This can allow the index to remain small even though the table may be rather large, and have fairly extreme selectivity.
Suppose you have a transaction table where entries start out with STATUS = 'A' (active), and then may pass through other statuses ('P' for pending, 'W' for "being worked on") before reaching a final status, 'F', at which point it is no longer likely to be processed again.
A useful partial index might be defined as:
create index partial_status on txn_table (status) where status in ('A', 'P', 'W');
This index would not bother storing any of the millions of rows that have reached "final" status, 'F', and would allow queries looking for transactions that still "need work" to efficiently search via this index.
Similarly, a partial index can be used to index only those rows where a column is not null, which will be of benefit when the column usually is null.

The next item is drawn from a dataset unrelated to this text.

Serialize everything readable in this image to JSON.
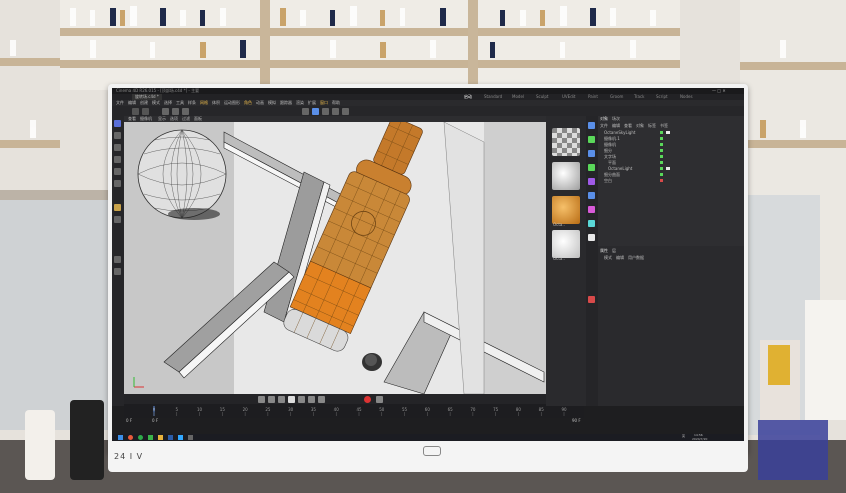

create index partial_object_update on object_table (updated_on) where updated_on is not null;
This index would allow the following query to read only the updated tuples:

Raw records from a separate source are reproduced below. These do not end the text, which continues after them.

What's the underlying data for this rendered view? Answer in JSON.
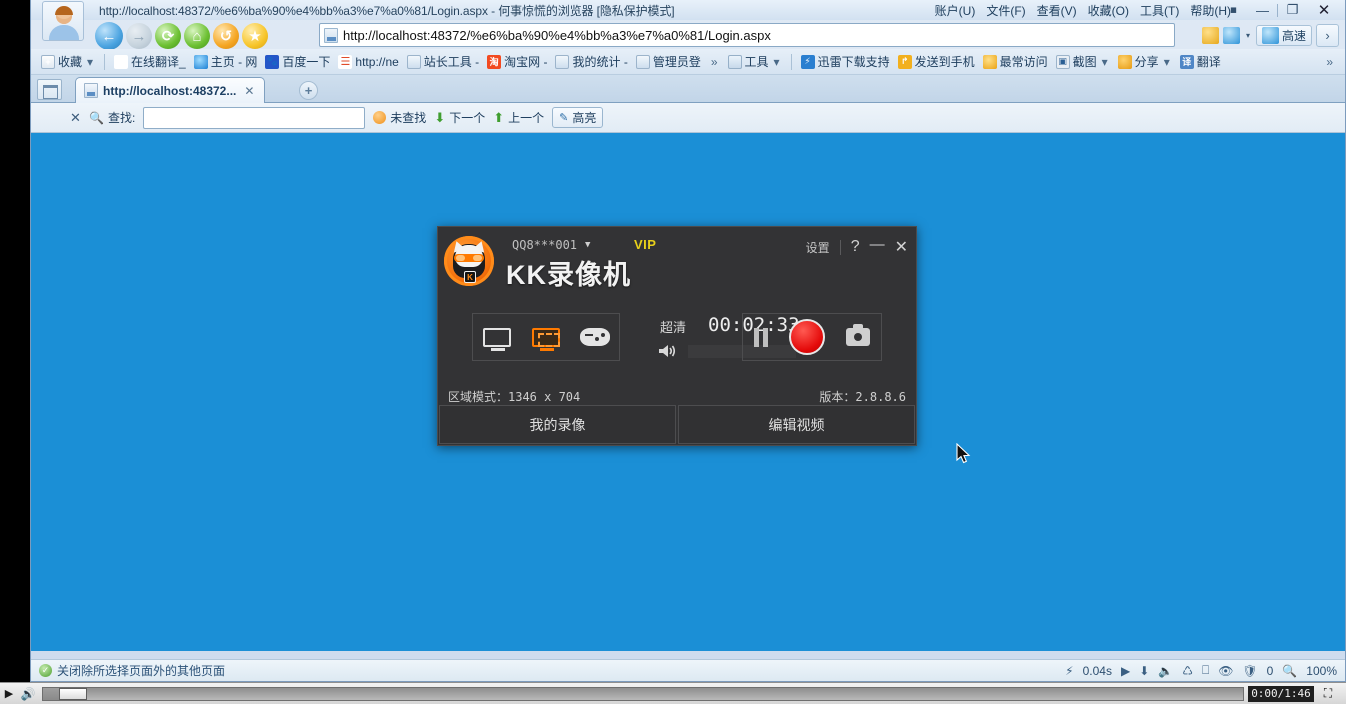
{
  "browser": {
    "title": "http://localhost:48372/%e6%ba%90%e4%bb%a3%e7%a0%81/Login.aspx - 何事惊慌的浏览器 [隐私保护模式]",
    "menus": [
      {
        "label": "账户(U)"
      },
      {
        "label": "文件(F)"
      },
      {
        "label": "查看(V)"
      },
      {
        "label": "收藏(O)"
      },
      {
        "label": "工具(T)"
      },
      {
        "label": "帮助(H)"
      }
    ],
    "window_controls": {
      "skin": "皮肤",
      "minimize": "—",
      "restore": "❐",
      "close": "✕"
    },
    "nav": {
      "back": "←",
      "forward": "→",
      "reload": "⟳",
      "home": "⌂",
      "history": "↺",
      "favorite": "★"
    },
    "address": {
      "url": "http://localhost:48372/%e6%ba%90%e4%bb%a3%e7%a0%81/Login.aspx",
      "speed_label": "高速",
      "go": "›"
    },
    "bookmarks": [
      {
        "label": "收藏",
        "icon": "add-favorite-icon",
        "caret": true
      },
      {
        "label": "在线翻译_",
        "icon": "yahoo-icon"
      },
      {
        "label": "主页 - 网",
        "icon": "moon-icon"
      },
      {
        "label": "百度一下",
        "icon": "baidu-icon"
      },
      {
        "label": "http://ne",
        "icon": "chart-icon"
      },
      {
        "label": "站长工具 -",
        "icon": "page-icon"
      },
      {
        "label": "淘宝网 -",
        "icon": "taobao-icon"
      },
      {
        "label": "我的统计 -",
        "icon": "page-icon"
      },
      {
        "label": "管理员登",
        "icon": "page-icon"
      }
    ],
    "bookmarks_overflow": "»",
    "toolbar_right": [
      {
        "label": "工具",
        "icon": "toolbox-icon",
        "caret": true
      },
      {
        "label": "迅雷下载支持",
        "icon": "thunder-icon"
      },
      {
        "label": "发送到手机",
        "icon": "send-phone-icon"
      },
      {
        "label": "最常访问",
        "icon": "frequent-icon"
      },
      {
        "label": "截图",
        "icon": "screenshot-icon",
        "caret": true
      },
      {
        "label": "分享",
        "icon": "share-icon",
        "caret": true
      },
      {
        "label": "翻译",
        "icon": "translate-icon"
      }
    ],
    "toolbar_overflow": "»",
    "tab": {
      "label": "http://localhost:48372...",
      "close": "✕",
      "new_tab": "+"
    },
    "findbar": {
      "close": "✕",
      "label": "查找:",
      "input_value": "",
      "input_placeholder": "",
      "status": "未查找",
      "next": "下一个",
      "prev": "上一个",
      "highlight": "高亮"
    },
    "status": {
      "message": "关闭除所选择页面外的其他页面",
      "load_time": "0.04s",
      "block_count": "0",
      "zoom": "100%"
    }
  },
  "kk": {
    "account": "QQ8***001",
    "vip": "VIP",
    "app_title": "KK录像机",
    "settings": "设置",
    "help": "?",
    "minimize": "—",
    "close": "✕",
    "modes": [
      {
        "name": "full-screen-mode",
        "label": "全屏录制",
        "selected": false
      },
      {
        "name": "region-mode",
        "label": "区域录制",
        "selected": true
      },
      {
        "name": "game-mode",
        "label": "游戏录制",
        "selected": false
      }
    ],
    "quality": "超清",
    "timer": "00:02:33",
    "actions": {
      "pause": "暂停",
      "record": "录制",
      "snapshot": "截图"
    },
    "mode_info": "区域模式：1346 x 704",
    "version": "版本：2.8.8.6",
    "footer": [
      {
        "label": "我的录像"
      },
      {
        "label": "编辑视频"
      }
    ]
  },
  "player": {
    "play": "▶",
    "volume": "🔊",
    "time": "0:00/1:46",
    "fullscreen": "⛶"
  },
  "colors": {
    "page_background": "#1b8fd6",
    "kk_window": "#333335",
    "kk_accent": "#ff7a00",
    "record_red": "#e40a0a",
    "vip_gold": "#e8d01a"
  }
}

select * from object_table where updated_on is not null order by updated_on;
It is not necessary that the condition be the same as the index criterion; Stonebraker's paper below presents a number of examples with indexes similar to the following:

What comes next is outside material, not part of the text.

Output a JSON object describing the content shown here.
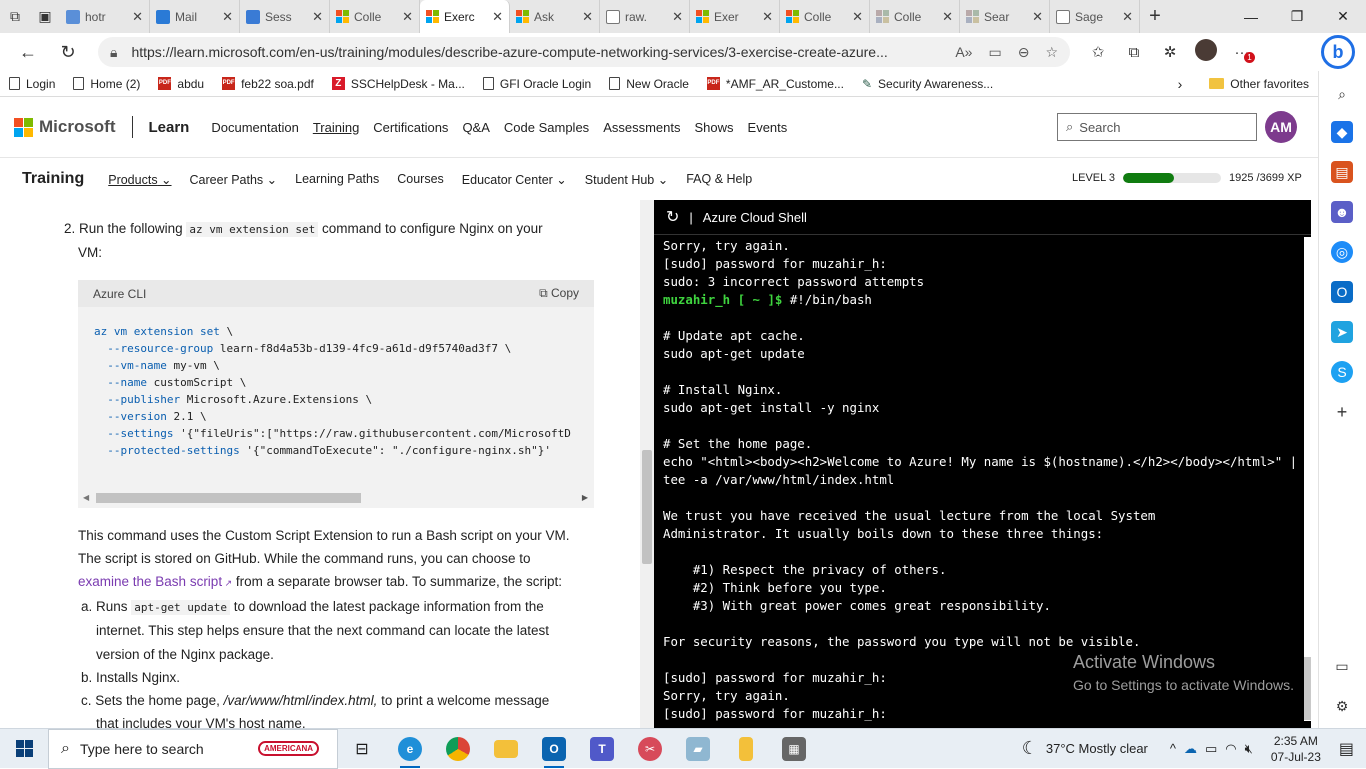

create index partial_salary on employee(age) where salary > 2100;
Patent No. 7,725,470 Issued on May 25, Assigned to BEA Systems for Distributed Query Search (California Inventors)
May 26, 2010; ALEXANDRIA, Va., May 31 -- James E. Mace of San Francisco, and Michael Richards of Berkeley, Calif., have developed a distributed...